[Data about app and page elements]
BEGIN

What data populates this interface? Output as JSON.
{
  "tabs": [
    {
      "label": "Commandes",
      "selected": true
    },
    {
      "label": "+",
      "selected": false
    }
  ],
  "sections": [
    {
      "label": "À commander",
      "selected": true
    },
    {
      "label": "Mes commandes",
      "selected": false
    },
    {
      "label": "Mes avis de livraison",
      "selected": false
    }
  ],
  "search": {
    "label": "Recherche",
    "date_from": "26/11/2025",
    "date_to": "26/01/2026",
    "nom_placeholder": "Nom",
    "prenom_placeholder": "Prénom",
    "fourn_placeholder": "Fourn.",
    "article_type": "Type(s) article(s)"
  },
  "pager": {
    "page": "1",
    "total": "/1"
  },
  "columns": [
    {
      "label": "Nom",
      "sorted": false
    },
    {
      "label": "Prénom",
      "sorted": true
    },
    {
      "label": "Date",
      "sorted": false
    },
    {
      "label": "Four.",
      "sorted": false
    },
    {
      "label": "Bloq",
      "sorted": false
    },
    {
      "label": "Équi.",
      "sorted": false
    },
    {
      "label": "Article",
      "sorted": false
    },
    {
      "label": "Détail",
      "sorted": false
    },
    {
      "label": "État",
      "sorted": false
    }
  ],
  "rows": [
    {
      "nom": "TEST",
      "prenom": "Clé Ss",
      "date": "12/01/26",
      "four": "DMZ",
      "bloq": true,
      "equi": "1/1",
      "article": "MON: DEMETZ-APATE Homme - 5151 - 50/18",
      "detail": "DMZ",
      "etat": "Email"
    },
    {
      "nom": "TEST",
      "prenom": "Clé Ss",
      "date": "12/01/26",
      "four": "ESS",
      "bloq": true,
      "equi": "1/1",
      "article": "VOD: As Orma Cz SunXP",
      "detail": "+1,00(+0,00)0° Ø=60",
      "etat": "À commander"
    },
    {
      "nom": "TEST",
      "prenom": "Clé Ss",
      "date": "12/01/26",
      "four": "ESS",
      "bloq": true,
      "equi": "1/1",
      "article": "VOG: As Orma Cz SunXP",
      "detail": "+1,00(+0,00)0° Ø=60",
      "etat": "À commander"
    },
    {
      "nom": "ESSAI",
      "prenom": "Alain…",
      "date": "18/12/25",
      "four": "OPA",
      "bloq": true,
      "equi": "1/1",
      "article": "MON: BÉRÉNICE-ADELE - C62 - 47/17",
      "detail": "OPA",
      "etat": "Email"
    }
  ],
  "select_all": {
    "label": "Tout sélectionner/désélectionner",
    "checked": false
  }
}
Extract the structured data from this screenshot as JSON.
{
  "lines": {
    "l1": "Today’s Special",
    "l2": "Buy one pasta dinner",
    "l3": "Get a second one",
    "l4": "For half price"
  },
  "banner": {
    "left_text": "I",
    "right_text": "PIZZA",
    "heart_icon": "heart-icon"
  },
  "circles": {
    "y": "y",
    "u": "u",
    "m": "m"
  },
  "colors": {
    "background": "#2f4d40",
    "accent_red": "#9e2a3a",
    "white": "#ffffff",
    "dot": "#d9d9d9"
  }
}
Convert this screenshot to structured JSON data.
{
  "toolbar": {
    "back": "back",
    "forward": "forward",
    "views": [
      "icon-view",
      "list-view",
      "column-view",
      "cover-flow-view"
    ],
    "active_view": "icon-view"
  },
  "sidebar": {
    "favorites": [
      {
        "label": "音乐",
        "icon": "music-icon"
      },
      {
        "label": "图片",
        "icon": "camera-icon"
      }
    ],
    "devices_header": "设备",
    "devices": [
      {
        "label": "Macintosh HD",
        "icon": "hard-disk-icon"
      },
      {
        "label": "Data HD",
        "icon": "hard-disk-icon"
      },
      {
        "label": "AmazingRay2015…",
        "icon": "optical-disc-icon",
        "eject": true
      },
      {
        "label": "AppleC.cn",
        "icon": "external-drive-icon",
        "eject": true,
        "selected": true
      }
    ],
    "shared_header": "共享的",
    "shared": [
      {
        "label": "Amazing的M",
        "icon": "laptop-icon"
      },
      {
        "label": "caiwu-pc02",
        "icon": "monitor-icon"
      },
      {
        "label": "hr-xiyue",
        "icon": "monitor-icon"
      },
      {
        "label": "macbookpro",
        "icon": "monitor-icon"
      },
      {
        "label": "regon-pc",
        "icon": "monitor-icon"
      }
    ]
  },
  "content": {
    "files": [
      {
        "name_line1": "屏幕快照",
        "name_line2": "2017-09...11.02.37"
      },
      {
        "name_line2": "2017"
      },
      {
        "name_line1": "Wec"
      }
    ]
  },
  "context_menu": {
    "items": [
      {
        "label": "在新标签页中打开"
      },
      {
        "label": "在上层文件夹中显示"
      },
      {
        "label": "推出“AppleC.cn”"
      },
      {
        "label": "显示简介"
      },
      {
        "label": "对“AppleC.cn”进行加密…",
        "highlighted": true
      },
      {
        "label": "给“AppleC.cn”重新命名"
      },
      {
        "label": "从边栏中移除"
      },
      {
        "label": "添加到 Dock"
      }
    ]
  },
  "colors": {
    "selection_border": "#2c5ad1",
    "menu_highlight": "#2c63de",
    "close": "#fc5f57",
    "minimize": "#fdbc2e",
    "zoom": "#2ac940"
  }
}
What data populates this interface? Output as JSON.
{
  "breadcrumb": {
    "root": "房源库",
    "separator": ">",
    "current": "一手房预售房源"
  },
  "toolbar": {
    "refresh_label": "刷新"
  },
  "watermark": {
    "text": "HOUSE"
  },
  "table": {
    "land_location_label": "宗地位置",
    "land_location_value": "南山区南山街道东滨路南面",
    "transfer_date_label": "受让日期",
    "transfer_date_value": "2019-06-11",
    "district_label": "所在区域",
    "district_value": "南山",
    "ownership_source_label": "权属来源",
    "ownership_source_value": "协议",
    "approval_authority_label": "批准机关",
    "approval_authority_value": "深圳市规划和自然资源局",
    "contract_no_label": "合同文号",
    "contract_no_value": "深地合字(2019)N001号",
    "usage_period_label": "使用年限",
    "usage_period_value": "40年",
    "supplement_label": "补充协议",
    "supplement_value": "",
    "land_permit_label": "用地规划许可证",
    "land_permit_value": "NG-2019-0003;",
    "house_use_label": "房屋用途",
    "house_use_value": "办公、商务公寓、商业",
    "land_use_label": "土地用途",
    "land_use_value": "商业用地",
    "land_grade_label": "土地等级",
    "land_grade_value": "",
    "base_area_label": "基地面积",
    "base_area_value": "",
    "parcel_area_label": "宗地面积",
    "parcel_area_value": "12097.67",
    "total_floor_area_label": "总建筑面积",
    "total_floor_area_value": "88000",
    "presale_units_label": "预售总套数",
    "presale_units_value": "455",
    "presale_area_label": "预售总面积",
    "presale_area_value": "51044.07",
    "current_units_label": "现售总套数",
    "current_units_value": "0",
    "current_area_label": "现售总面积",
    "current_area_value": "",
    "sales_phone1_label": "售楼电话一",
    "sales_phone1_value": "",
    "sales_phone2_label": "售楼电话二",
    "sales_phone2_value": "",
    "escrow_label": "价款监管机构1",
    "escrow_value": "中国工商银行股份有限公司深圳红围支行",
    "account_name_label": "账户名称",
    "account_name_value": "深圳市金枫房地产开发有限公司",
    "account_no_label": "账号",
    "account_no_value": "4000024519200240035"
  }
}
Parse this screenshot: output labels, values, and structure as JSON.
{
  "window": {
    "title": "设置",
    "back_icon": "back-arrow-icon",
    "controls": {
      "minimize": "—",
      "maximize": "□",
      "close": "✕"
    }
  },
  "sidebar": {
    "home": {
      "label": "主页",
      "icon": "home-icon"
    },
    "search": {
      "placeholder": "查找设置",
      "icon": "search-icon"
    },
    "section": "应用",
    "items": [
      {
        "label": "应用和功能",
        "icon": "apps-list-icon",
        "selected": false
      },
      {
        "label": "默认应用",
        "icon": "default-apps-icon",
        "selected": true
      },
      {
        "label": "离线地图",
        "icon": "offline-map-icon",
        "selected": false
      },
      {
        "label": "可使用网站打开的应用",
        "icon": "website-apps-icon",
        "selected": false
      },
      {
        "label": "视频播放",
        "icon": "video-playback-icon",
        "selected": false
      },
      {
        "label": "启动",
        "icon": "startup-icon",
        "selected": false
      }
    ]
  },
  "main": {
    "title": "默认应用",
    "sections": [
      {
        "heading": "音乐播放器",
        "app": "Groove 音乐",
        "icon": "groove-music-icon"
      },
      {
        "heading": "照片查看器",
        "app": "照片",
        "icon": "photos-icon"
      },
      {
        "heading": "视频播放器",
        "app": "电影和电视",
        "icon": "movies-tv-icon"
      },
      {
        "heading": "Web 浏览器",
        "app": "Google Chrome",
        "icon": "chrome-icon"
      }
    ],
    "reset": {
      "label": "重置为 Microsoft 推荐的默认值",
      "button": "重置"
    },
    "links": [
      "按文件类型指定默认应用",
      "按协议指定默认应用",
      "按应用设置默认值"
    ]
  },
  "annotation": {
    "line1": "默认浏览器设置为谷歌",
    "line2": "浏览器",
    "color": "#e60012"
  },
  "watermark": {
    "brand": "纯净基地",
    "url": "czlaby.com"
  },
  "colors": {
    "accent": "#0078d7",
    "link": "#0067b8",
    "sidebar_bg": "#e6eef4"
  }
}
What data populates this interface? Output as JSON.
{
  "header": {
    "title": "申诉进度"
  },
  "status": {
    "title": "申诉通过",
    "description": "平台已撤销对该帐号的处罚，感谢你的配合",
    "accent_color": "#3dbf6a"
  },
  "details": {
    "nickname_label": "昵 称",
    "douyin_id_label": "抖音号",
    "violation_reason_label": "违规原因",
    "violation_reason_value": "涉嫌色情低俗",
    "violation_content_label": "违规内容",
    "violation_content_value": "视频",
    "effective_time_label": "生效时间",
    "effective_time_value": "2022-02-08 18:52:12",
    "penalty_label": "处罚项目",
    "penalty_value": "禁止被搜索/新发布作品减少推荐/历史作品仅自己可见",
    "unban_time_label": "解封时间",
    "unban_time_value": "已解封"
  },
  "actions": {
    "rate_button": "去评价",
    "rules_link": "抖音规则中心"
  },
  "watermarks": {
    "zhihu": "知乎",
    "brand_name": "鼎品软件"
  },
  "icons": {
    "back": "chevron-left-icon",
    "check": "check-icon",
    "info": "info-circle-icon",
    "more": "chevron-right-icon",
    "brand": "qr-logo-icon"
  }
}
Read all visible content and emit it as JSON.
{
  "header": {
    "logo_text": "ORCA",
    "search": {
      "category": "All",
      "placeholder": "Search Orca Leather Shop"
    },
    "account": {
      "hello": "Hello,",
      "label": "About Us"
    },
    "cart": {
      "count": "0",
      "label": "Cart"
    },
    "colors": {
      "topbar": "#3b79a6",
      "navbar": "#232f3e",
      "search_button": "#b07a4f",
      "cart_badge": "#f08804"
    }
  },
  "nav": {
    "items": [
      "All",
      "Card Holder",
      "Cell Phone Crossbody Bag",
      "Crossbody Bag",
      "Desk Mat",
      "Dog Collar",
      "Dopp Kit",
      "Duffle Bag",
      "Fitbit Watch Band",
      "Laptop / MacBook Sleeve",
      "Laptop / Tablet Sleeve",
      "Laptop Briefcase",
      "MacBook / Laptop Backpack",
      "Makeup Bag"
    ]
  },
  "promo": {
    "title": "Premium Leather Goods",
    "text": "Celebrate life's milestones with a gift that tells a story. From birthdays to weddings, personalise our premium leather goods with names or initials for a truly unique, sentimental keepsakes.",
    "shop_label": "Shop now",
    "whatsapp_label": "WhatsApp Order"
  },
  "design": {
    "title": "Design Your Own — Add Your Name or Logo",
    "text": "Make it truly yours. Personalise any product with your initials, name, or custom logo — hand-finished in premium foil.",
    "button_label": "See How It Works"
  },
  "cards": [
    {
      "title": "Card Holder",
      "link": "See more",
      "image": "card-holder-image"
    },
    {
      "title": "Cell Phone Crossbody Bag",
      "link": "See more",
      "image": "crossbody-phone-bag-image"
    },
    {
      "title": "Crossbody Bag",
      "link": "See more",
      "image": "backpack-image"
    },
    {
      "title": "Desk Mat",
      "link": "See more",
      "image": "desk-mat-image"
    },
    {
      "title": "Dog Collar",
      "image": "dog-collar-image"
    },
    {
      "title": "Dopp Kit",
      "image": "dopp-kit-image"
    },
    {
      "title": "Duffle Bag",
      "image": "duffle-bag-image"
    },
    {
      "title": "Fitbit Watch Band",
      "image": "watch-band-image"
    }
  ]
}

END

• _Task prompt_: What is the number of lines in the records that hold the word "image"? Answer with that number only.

• _Answer for this exercise_: 8